The following article taken from the North Devon Herald includes another letter from one of the Priscott twins who were serving in the 1/6th Devonshire Regiment. By the time it was published they had already arrived in the Persian Gulf and were making their way from Basra to Sheikh Saad on foot…Barum Athena
The 1/6th Battalion Devon Territorials who have been stationed at Lahore since November, 1914, left the station on Tuesday, December 28th, for active service, having been detailed for duty with the Indian Expeditionary Force “D,” operating in Mesopotamia. The battalion had gained for itself an excellent name at Lahore, and was given a very enthusiastic send-off when the special train left Lahore for its two days’ run of between 700 and 1300 miles to Karachi. The band of the 1/5th Devons, the battalion which has relieved the 1/6th Devons at Lahore, played the men from the rest camp to the railway station, and on the platform were the General commanding the Lahore Division, with his staff officers, a number of ladies, and the officers and a large number of men of the 1/5th Devons. The colonel and adjutant of the latter battalion provided the men of the 1/6th Devons with cigars, and local ladies very thoughtfully brought literature for the men to while away the tedium of the the journey. Upon each paper and periodical these ladies had written expressions of “Good luck to the 1/6th Devons.” Many of the ladies on the platform were the wives of officers already serving in the Eastern theatres of the war, and a few tears of anxiety for their own were mingled with their smiles of encouragement to the fresh battalion going out to do its additional bit in the sterner fields of warfare.
The battalion itself was frankly glad to leave Lahore, and proud of the honour of being the first Devonshire Territorial infantry battalion to be sent on active service.
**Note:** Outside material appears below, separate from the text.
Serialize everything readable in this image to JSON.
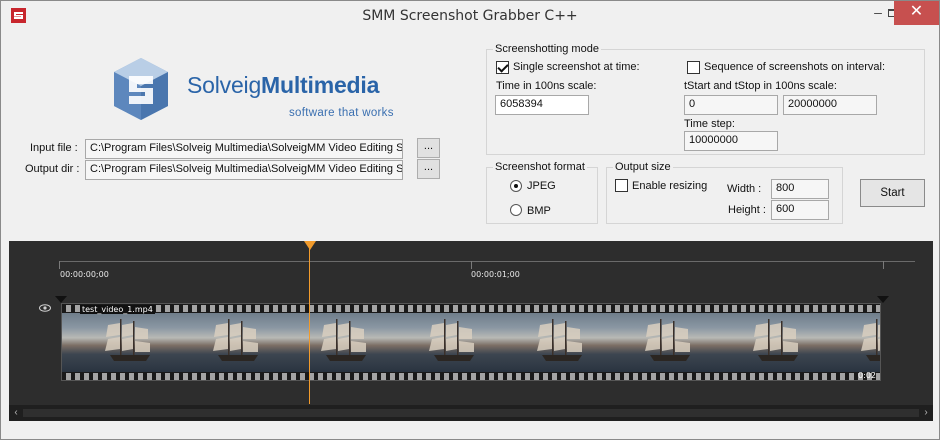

The General, walking along the platform and exchanging a cheery greeting at every carriage window, spoke of the Devons as a “fine brawny lot of men,” and wished Lieut.-Col. N. R. Radcliffe, D.S.O., the O.C., and the battalion luck. Then with the 1/5th Devon band playing “Auld Lang Syne” and hearty cheers from both battalions, the train steamed away.
A large number of Christmas puddings sent by Barnstaple Foresters and friends to the 1/6th Devons in India failed to reach Lahore before the 1/6th Battalion had left for active service. On behalf of his men, Col. Radcliffe, C.O., ordered that they should be handed over to the 1/5th Devons., who were relieving the 1/6th. Ten pounds which the Mayor of Barnstaple forwarded for Christmas comforts was spent in a haversack ration to the 1/6th when they entertained on the 28th ult.
In our last issue we published two interesting letters from Ptes. Reg and Fred Priscott, 1/6th Devons, from Lahore, giving and interesting description of the mobilising of the 1/6th Devons prior to their leaving for the Persian Gulf. We are now grateful to Pte. Reg Priscott for the following interesting letter, which describes the departure of the regiment for active service: “Very glad to say Fred and I are in the pink. I am writing this in the train that is taking us to Karachi. We left Lahore yesterday afternoon. We fell in about half-past two in full marching order. The 5th Devon band played us joyfully to the station. After getting our gear off we waited for the generals to come and wish us good luck and god-speed. They hoped we should fight like other Devon soldiers. After shaking hands and wishing good-bye to our mates and friends, out steamed the troop train; amidst loud cheers and the singing of ‘Auld Lang Syne.’ It was about half-past three when I sat down. The din of the cheers could be heard in the distance. All the boys were in the best of spirits, and quite prepared to do their bit for the old country. You ought to have seen us in the train. Thirty boys in each carriage—like herrings packed in a box. You would have laughed to have seen us that night in our ‘dosh-up.’Our first stop was at a place called Samasata. It just suites me now we are off on active service. It is just what we have made up our minds for, and now we are satisfied. No one must worry: we shall be all right. Tell all the boys at home to cheer up, we shall be all right. The war won’t last much longer. After we have done our bit we shall be able to come home and enjoy the peace and quietude of homeland once again. You will soon hear that the Devon boys are marching into Bagdad. Thank the Rev. T. Henwood and Mrs. Pickard for their nice letters. It is good to think someone is praying for us. If I am wounded or sick it will be a great comfort to me to know you are praying for me at home. Let us hope your prayers will be answered, and that we shall return safe. The train has stopped at Nawab. We are about to have dinner. Good luck. –From Reg.”
Transcript from the North Devon Herald 27th January 1916 page 3 columns f-g. You can find more articles covering North Devonians experiences in India and Mesopotamia on our Facebook page or by going to the Museum of Barnstaple and North Devon which is also the home of the